Two halves glued together or the center wafer is two pieces sandwiched by two sides, I guess.Very nice adaption and could help in tearout. Two pieces? Maybe it's too early, maybe too late, but how can you get the slot in a single piece? Drill and extremely slim chisel? So many questions......another mug of coffee.
I hadn't given it much thought Frank but how about placing it upside-down in the bench vice flush with the bench, you will then have plenty of support for the router. The bits shown cut 1 1/4" and the shape of the pusher can be altered so that this is sufficient.Harry,
Can you get a bit (Router) that is long enough to go all the way through from just one side or would you have to work from both sides? Again, I know I am showing my ignorance.
I remember those push blocks you made Chuck. I meant to make some but I forgot. My memory was the second thing to go. >I made some for a jointer out of 3 pieces a while back (much wider). Two center pieces and two side plates. The push tang just floats in mine so it auto adjusts for any thickness but 1/2" total exposure should be plenty. Mine are pretty clunky looking but I wanted to show you could make them out of shop scraps for no money and very little time. It took maybe a half hour to make them but finding pre-made handles would cut that down to 10 minutes.
Post #2 in this thread. https://www.routerforums.com/tools-woodworking/111457-home-made-gravity-push-block.html
I obviously can't count. I said made from three pieces and then listed the 4 it's made from. We're both having problems. I've gotten into the habit of saving handles on things like cement or drywall trowels or the handles on worn out sanding jigs like the ones that hold a half sheet of paper that sell for 6 or $7. They make great handles for jigs like the jointer pushers. If you use one of those type handles you'd need 5 pieces, one thin one to bolt through to attach the handle, then glue it down to the rest.I remember those push blocks you made Chuck. I meant to make some but I forgot. My memory was the second thing to go. >
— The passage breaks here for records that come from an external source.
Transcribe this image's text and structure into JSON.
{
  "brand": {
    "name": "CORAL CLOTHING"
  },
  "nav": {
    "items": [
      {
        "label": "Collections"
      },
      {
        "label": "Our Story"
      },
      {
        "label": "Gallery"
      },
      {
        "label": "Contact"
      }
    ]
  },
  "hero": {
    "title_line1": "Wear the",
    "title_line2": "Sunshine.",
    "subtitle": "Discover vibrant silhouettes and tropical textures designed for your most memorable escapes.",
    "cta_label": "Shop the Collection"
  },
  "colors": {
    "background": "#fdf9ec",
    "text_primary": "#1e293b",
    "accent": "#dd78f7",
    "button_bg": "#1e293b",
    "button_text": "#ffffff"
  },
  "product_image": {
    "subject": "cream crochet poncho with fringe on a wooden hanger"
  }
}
Charlie, the slot goes all the way through so that it can be adjusted to suit the thickness of the wood. It can also be replaced when damaged.Nice stock pusher Harry. Glad you posted it. Stock pushers need to hold the work down as well as push it and this one should do both very well. I like my Grrippers, but still use pusher designs that hold the work down too. Grrippers are great, but they aren't the best for every application.
Mine is similar in shape, but made from a scrap of 2 X 8, and it isn't adjustable. It has a few saw cuts through the pusher foot, so it could use replacement soon. After seeing this one I might copy it, as I have plenty of BB scrap to make it from. More and more of my jigs and accessories are being made from BB plywood because I have a bunch of BB scrap and because I like the quality that results from using it.
The adjustable foot in the pictured pusher doesn't look adjustable, since I don't see a slot behind the knob in the photo. Maybe the foot piece is just a replaceable insert that you would cut to length as needed, and the knob is just used to tighten a bolt against the replaceable piece to hold it in place.
I think I would make pusher foot adjustable, as well as easily replaceable, cutting the adjustment slot and the pusher piece slots before gluing the halves of the handle together. The pusher piece could then have a threaded hole in it so the knob and bolt could tighten it against the back of the slot to lock it in place at any height, yet it would be easy to make replacements for it if it should get damaged. I would probably make and keep spares like I do for many of my other shop made jigs.